Interstitial fibrosis scored on whole-slide digital imaging of kidney biopsies is a predictor of outcome in proteinuric glomerulopathies.

Publication Type:

Journal Article


Nephrol Dial Transplant (2017)


Background: Interstitial fibrosis (IF), tubular atrophy (TA) and interstitial inflammation (II) are known determinants of progression of renal disease. Standardized quantification of these features could add value to current classification of glomerulopathies.

Methods: We studied 315 participants in the Nephrotic Syndrome Study Network (NEPTUNE) study, including biopsy-proven minimal change disease (MCD = 98), focal segmental glomerulosclerosis (FSGS = 121), membranous nephropathy (MN = 59) and IgA nephropathy (IgAN = 37). Cortical IF, TA and II were quantified (%) on digitized whole-slide biopsy images, by five pathologists with high inter-reader agreement (intra-class correlation coefficient >0.8). Tubulointerstitial messenger RNA expression was measured in a subset of patients.
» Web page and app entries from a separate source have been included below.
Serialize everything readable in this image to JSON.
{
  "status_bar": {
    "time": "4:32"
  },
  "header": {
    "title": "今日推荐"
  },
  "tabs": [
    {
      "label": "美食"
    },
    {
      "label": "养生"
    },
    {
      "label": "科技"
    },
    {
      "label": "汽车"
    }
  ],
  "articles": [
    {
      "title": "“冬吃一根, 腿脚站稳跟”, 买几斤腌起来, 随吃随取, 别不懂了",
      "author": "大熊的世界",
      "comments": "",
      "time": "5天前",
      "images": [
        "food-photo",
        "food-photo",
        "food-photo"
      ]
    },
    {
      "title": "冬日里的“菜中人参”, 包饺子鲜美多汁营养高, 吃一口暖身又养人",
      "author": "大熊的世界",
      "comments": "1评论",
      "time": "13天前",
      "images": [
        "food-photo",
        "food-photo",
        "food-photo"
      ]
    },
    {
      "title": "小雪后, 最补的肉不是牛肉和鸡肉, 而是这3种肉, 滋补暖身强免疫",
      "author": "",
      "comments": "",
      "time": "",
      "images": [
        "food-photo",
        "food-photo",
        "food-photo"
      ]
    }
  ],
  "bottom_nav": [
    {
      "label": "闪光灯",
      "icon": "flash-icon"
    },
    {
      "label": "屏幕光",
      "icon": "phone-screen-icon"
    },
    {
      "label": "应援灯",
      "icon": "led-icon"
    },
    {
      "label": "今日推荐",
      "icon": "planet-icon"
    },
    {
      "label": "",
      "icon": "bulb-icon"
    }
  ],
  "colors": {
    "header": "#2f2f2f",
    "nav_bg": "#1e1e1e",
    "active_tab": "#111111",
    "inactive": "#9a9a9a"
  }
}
Multivariable Cox proportional hazards models were fit to assess association of IF with the composite of 40% decline in estimated glomerular filtration rate (eGFR) and end-stage renal disease (ESRD) and separately as well, and with complete remission (CR) of proteinuria.

Results: IF was highly correlated with TA (P < 0.001) and II (P < 0.001). Median IF varied by diagnosis: FSGS 17, IgAN 21, MN 7, MCD 1 (P < 0.001). IF was strongly correlated with baseline eGFR (P < 0.001) and proteinuria (P = 0.002). After adjusting for clinical pathologic diagnosis, age, race, global glomerulosclerosis, baseline proteinuria, eGFR and medications, each 10% increase in IF was associated with a hazard ratio of 1.29 (P < 0.03) for ESRD/40% eGFR decline, but was not significantly associated with CR. A total of 981 genes were significantly correlated with IF (| r | > 0.4, false discovery rate (FDR) < 0.01), including upstream regulators such as tumor necrosis factor, interferon gamma (IFN-gamma), and transforming growth factor beta 1 (TGF-B1), and signaling pathways for antigen presentation and hepatic fibrosis.

Conclusions: The degree of IF is associated with risk of eGFR decline across different types of proteinuric glomerulopathy, correlates with inflammatory and fibrotic gene expression, and may have predictive value in assessing risk of progression.